The timing out of RC circuit 12 means that the NMOS resistors 18 are allowed sufficient time to discharge the potential on node RC toward ground VSS. This in turn causes PMOS device 15 to begin to conduct. This action tends to elevate the potential of node INV1_OUT towards the top rail VDD, tending toward turning off the ESD device 60. The potential on node INV1_OUT is influenced by the selection of the current balance between transistor 15 and feedback transistor 74. The settling potential of this node INV1_OUT is preferably set such that the clamp 10 stays on until a minimum critical residual energy is reached in the ESD pulse. Once the energy in the ESD pulse has reached this critical point, the latching action of the circuit 10 releases and ESD transistor 60 is again placed in a non-conductive state. By this time, the ESD pulse does not have sufficient energy to cause damage to the integrated circuit. Feedback control circuit 50 is instrumental in guaranteeing that the clamp remains in a conductive state for a longer period of time than would be exhibited otherwise. Once the RC circuit 12 has timed out, transistor 15 is on and begins to pull against feedback transistor 74. The control electrode of transistor 74 is coupled to the VDD potential through transistor 22. As the potential of the VDD rail continues to drop, a point is reached near the threshold voltage of transistor 74 where there is no longer sufficient potential on the gate of transistor 74 to keep it in a conductive state. At this point the potential of node INV1_OUT rises due to the pulling action of transistor 15. If node INV1_OUT were directly coupled to the input of inverter 20, the jump in the potential of INV1_OUT could turn-off the clamp prematurely. However, by coupling node INV1_OUT to the input of inverter 20 through feedback control circuit 50, this “jump” in potential is blocked since the highest potential NMOS transistor 54 will pass is VDD-VTN. Thus, the magnitude of the jump in node INV1_OUT is reduced which keeps the clamp in a conductive state longer. This is shown in

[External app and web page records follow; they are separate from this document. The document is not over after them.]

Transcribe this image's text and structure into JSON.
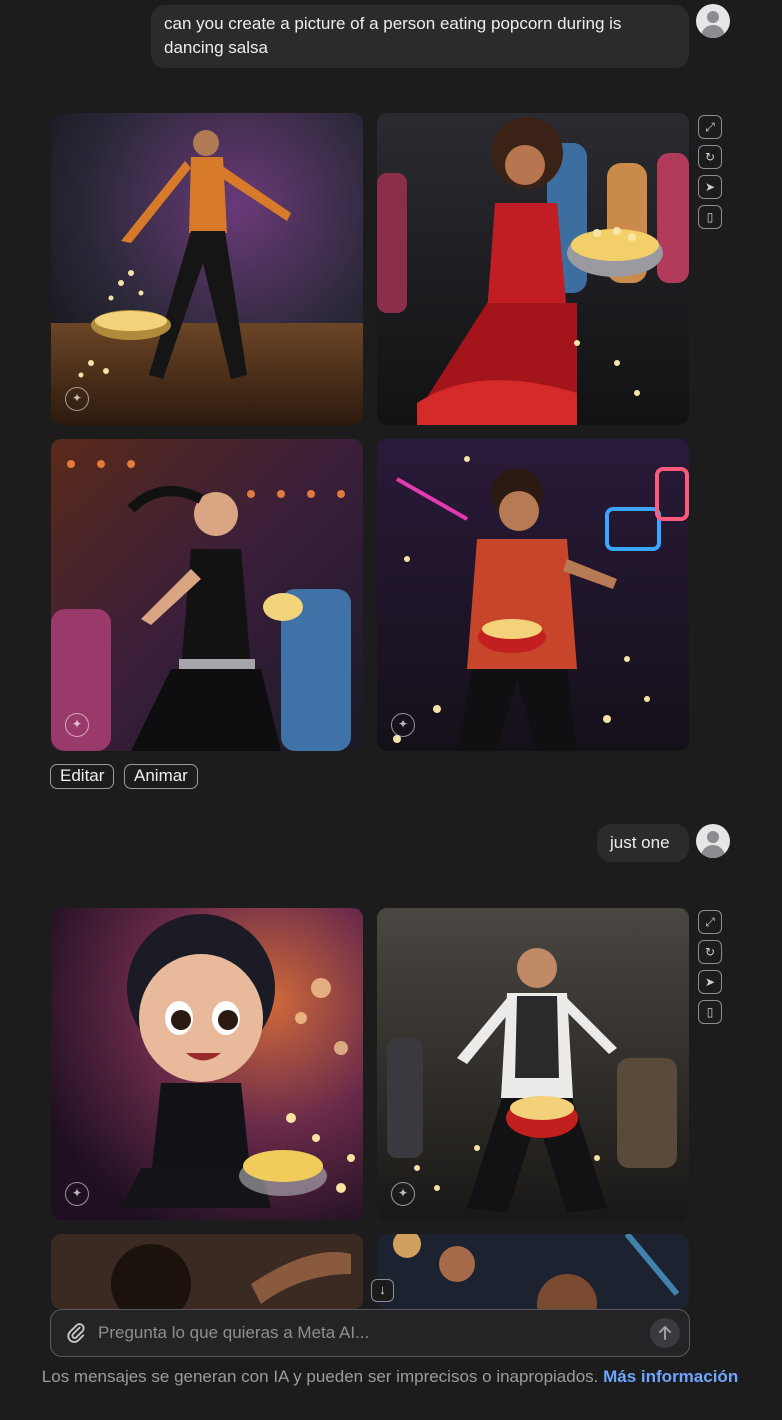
{
  "messages": {
    "first_prompt": "can you create a picture of a person eating popcorn during is dancing salsa",
    "second_prompt": "just one"
  },
  "actions": {
    "edit_label": "Editar",
    "animate_label": "Animar",
    "icons": [
      "expand-icon",
      "regenerate-icon",
      "share-icon",
      "save-icon"
    ]
  },
  "composer": {
    "placeholder": "Pregunta lo que quieras a Meta AI..."
  },
  "footer": {
    "disclaimer": "Los mensajes se generan con IA y pueden ser imprecisos o inapropiados.",
    "link": "Más información"
  },
  "colors": {
    "background": "#1c1c1d",
    "bubble": "#2b2b2e",
    "link": "#6ea6ff"
  }
}
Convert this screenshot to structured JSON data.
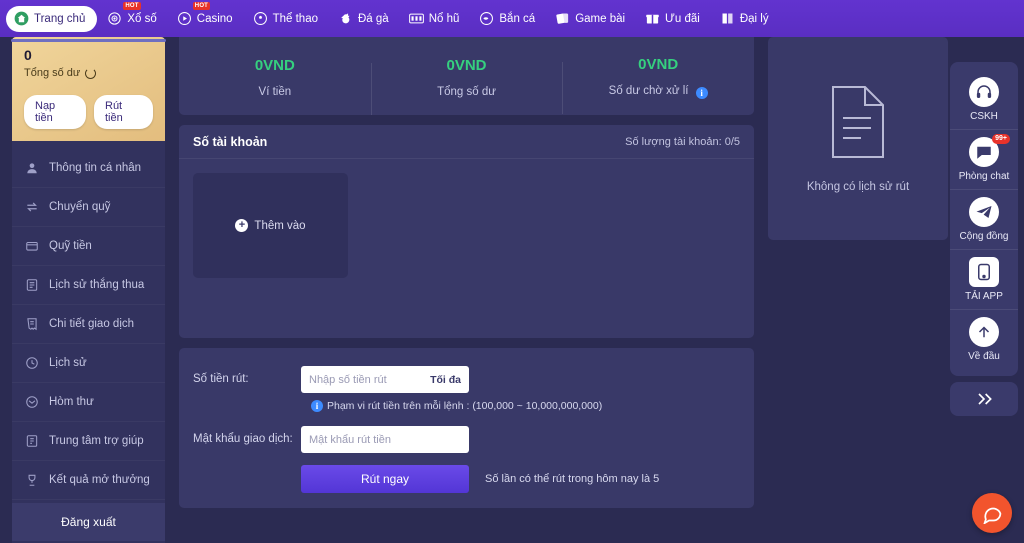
{
  "topnav": {
    "items": [
      {
        "label": "Trang chủ",
        "icon": "home-icon",
        "active": true,
        "badge": ""
      },
      {
        "label": "Xổ số",
        "icon": "target-icon",
        "active": false,
        "badge": "HOT"
      },
      {
        "label": "Casino",
        "icon": "play-circle-icon",
        "active": false,
        "badge": "HOT"
      },
      {
        "label": "Thể thao",
        "icon": "soccer-ball-icon",
        "active": false,
        "badge": ""
      },
      {
        "label": "Đá gà",
        "icon": "rooster-icon",
        "active": false,
        "badge": ""
      },
      {
        "label": "Nổ hũ",
        "icon": "slot-machine-icon",
        "active": false,
        "badge": ""
      },
      {
        "label": "Bắn cá",
        "icon": "fish-icon",
        "active": false,
        "badge": ""
      },
      {
        "label": "Game bài",
        "icon": "cards-icon",
        "active": false,
        "badge": ""
      },
      {
        "label": "Ưu đãi",
        "icon": "gift-icon",
        "active": false,
        "badge": ""
      },
      {
        "label": "Đại lý",
        "icon": "book-icon",
        "active": false,
        "badge": ""
      }
    ]
  },
  "sidebar": {
    "wallet": {
      "amount": "0",
      "label": "Tổng số dư",
      "refresh_icon": "refresh-icon",
      "deposit_label": "Nạp tiền",
      "withdraw_label": "Rút tiền"
    },
    "items": [
      {
        "label": "Thông tin cá nhân",
        "icon": "user-icon"
      },
      {
        "label": "Chuyển quỹ",
        "icon": "transfer-icon"
      },
      {
        "label": "Quỹ tiền",
        "icon": "wallet-icon"
      },
      {
        "label": "Lịch sử thắng thua",
        "icon": "list-icon"
      },
      {
        "label": "Chi tiết giao dịch",
        "icon": "receipt-icon"
      },
      {
        "label": "Lịch sử",
        "icon": "clock-icon"
      },
      {
        "label": "Hòm thư",
        "icon": "mail-icon"
      },
      {
        "label": "Trung tâm trợ giúp",
        "icon": "help-icon"
      },
      {
        "label": "Kết quả mở thưởng",
        "icon": "trophy-icon"
      }
    ],
    "logout_label": "Đăng xuất",
    "logo_name": "mmo-casino-logo"
  },
  "balance_strip": {
    "columns": [
      {
        "value": "0VND",
        "label": "Ví tiền",
        "info": false
      },
      {
        "value": "0VND",
        "label": "Tổng số dư",
        "info": false
      },
      {
        "value": "0VND",
        "label": "Số dư chờ xử lí",
        "info": true
      }
    ]
  },
  "account_panel": {
    "title": "Số tài khoản",
    "count_label": "Số lượng tài khoản:",
    "count_value": "0/5",
    "add_label": "Thêm vào",
    "add_icon": "plus-circle-icon"
  },
  "withdraw_form": {
    "amount_label": "Số tiền rút:",
    "amount_placeholder": "Nhập số tiền rút",
    "max_label": "Tối đa",
    "hint_icon": "info-icon",
    "hint": "Phạm vi rút tiền trên mỗi lệnh : (100,000 ~ 10,000,000,000)",
    "password_label": "Mật khẩu giao dịch:",
    "password_placeholder": "Mật khẩu rút tiền",
    "submit_label": "Rút ngay",
    "limit_note": "Số lần có thể rút trong hôm nay là 5"
  },
  "history_panel": {
    "icon": "document-icon",
    "empty_text": "Không có lịch sử rút"
  },
  "rail": {
    "items": [
      {
        "label": "CSKH",
        "icon": "headset-icon",
        "badge": "",
        "shape": "circle"
      },
      {
        "label": "Phòng chat",
        "icon": "chat-icon",
        "badge": "99+",
        "shape": "circle"
      },
      {
        "label": "Cộng đồng",
        "icon": "telegram-icon",
        "badge": "",
        "shape": "circle"
      },
      {
        "label": "TẢI APP",
        "icon": "phone-icon",
        "badge": "",
        "shape": "square"
      },
      {
        "label": "Về đầu",
        "icon": "arrow-up-icon",
        "badge": "",
        "shape": "circle"
      }
    ],
    "collapse_icon": "chevron-double-right-icon",
    "chat_icon": "chat-bubble-icon"
  },
  "colors": {
    "nav_purple": "#5b2fc9",
    "panel": "#393968",
    "page_bg": "#2b2b52",
    "green": "#35d07f",
    "wallet_gold": "#e8c889",
    "accent_button": "#5a42e0",
    "badge_red": "#e8322a",
    "chat_orange": "#f2542d"
  }
}
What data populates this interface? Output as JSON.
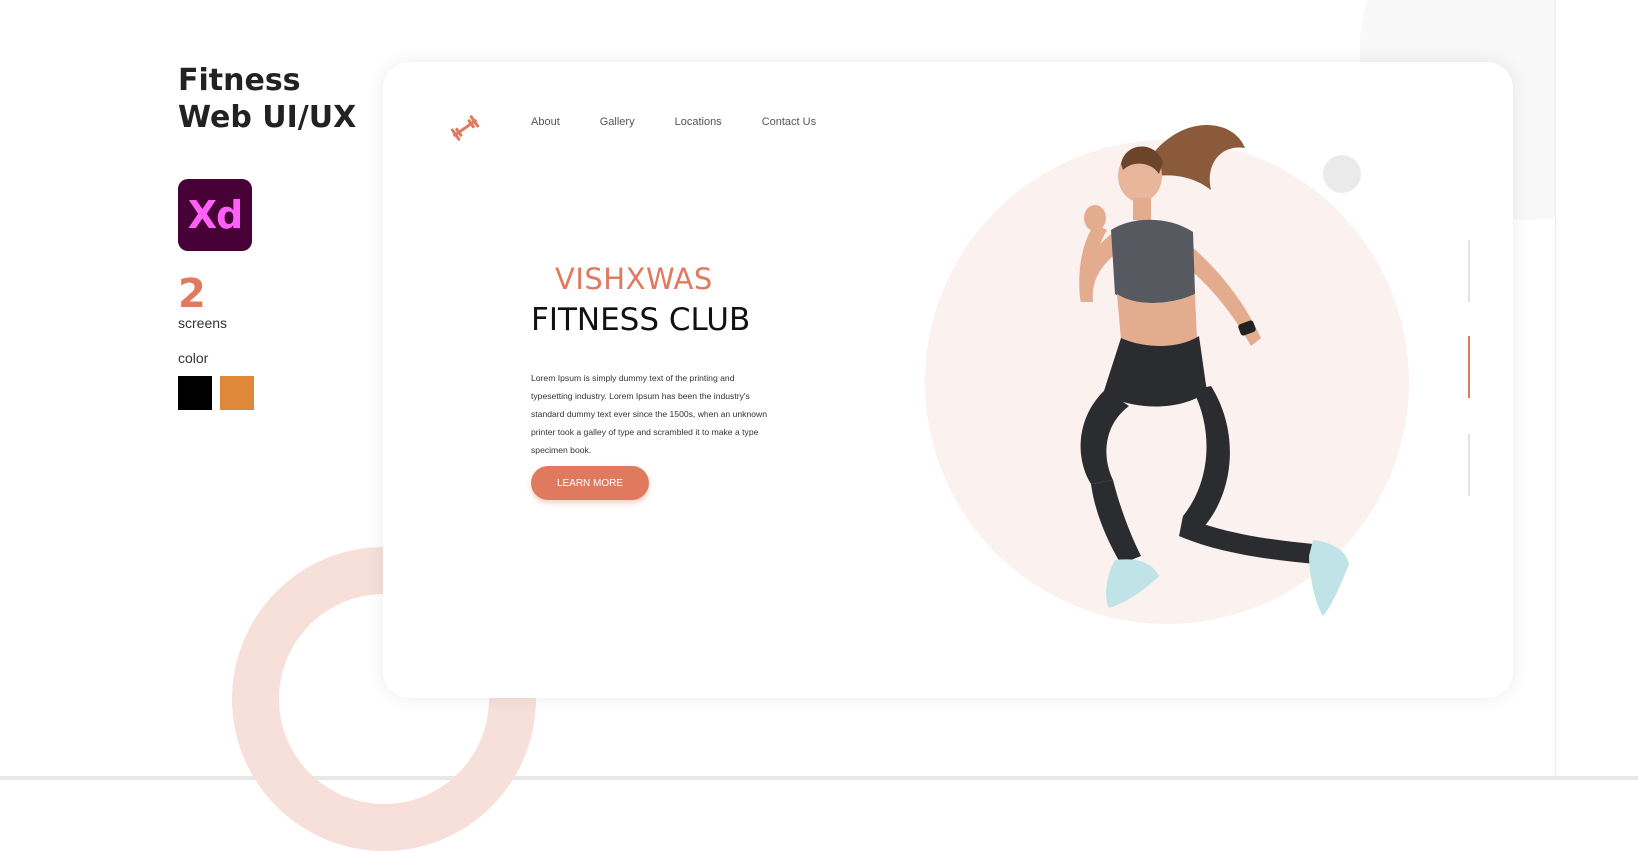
{
  "info": {
    "title_line1": "Fitness",
    "title_line2": "Web UI/UX",
    "app_logo_text": "Xd",
    "screens_count": "2",
    "screens_label": "screens",
    "color_label": "color",
    "swatches": [
      "#000000",
      "#e0883a"
    ]
  },
  "mockup": {
    "logo_icon": "dumbbell-icon",
    "nav": [
      "About",
      "Gallery",
      "Locations",
      "Contact Us"
    ],
    "brand_line1": "VISHXWAS",
    "brand_line2": "FITNESS CLUB",
    "description": "Lorem Ipsum is simply dummy text of the printing and typesetting industry. Lorem Ipsum has been the industry's standard dummy text ever since the 1500s, when an unknown printer took a galley of type and scrambled it to make a type specimen book.",
    "cta_label": "LEARN MORE",
    "slide_indicators": 3,
    "active_slide": 2
  },
  "colors": {
    "accent": "#e07a5f",
    "accent_light": "#f7e0d9",
    "text_dark": "#111111"
  }
}
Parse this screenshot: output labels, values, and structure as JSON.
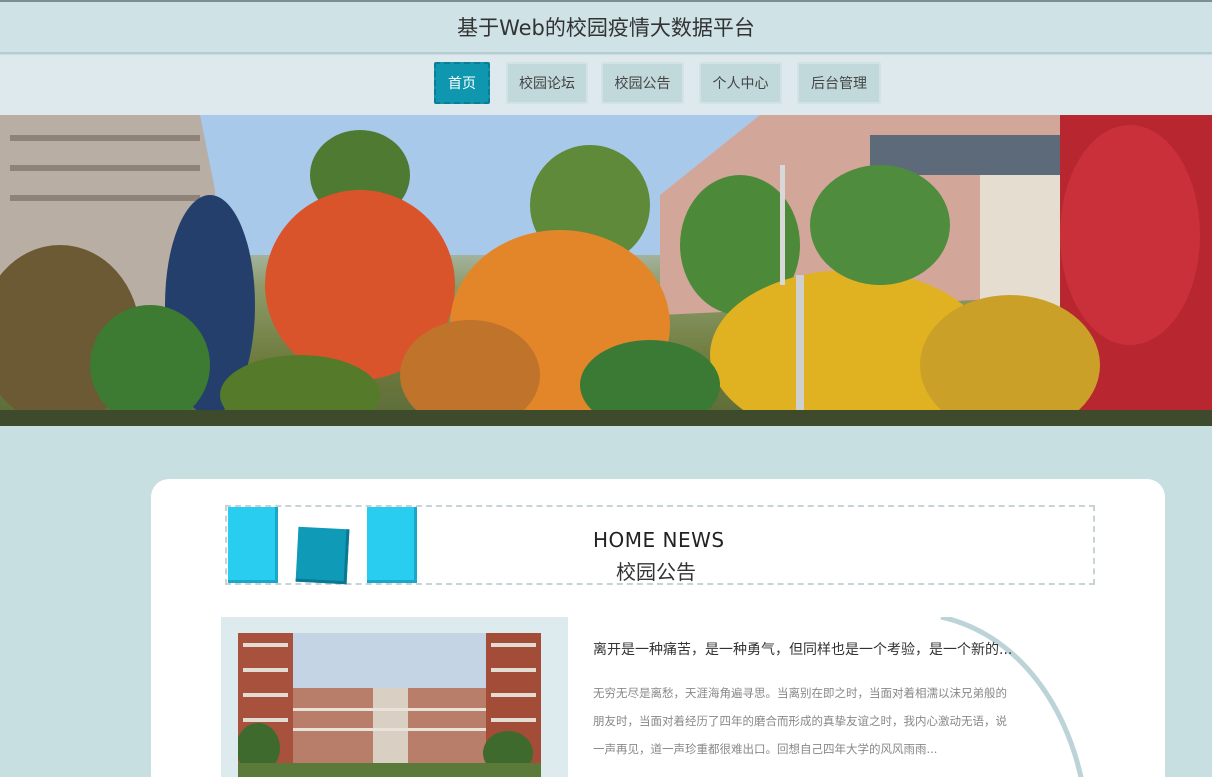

In general it is important that the ESD rail clamp 10 remain in a non-conductive state during system power-up and normal operation. In normal applications during power-up, the system power supply will ramp up at a predefined rate, which is usually in the range of several milliseconds to several tens of milliseconds. This is orders of magnitude slower than the rise times seen during ESD events. As before, for the sake of example, it is assumed that the circuit 10 is initially un-powered and that all internal node voltages are at essentially zero volts. During power-up, in response to the relatively slowly increasing voltage rate on the rail VDD, the RC node in
Thus, the invention provides methods and circuits that provide microelectronic circuits with the ability to withstand ESD events without adversely impacting the performance of the functional circuit path during normal operation. The methods and devices of the invention provide advantages including but not limited to savings in die area, improved ESD protection capabilities, and reduced leakage current. While the invention has been described with reference to certain illustrative embodiments, the methods and apparatus described are not intended to be construed in a limited sense. Various modifications and combinations of the illustrative embodiments as well as other advantages and embodiments of the invention will be apparent to persons skilled in the art upon reference to the description and claims.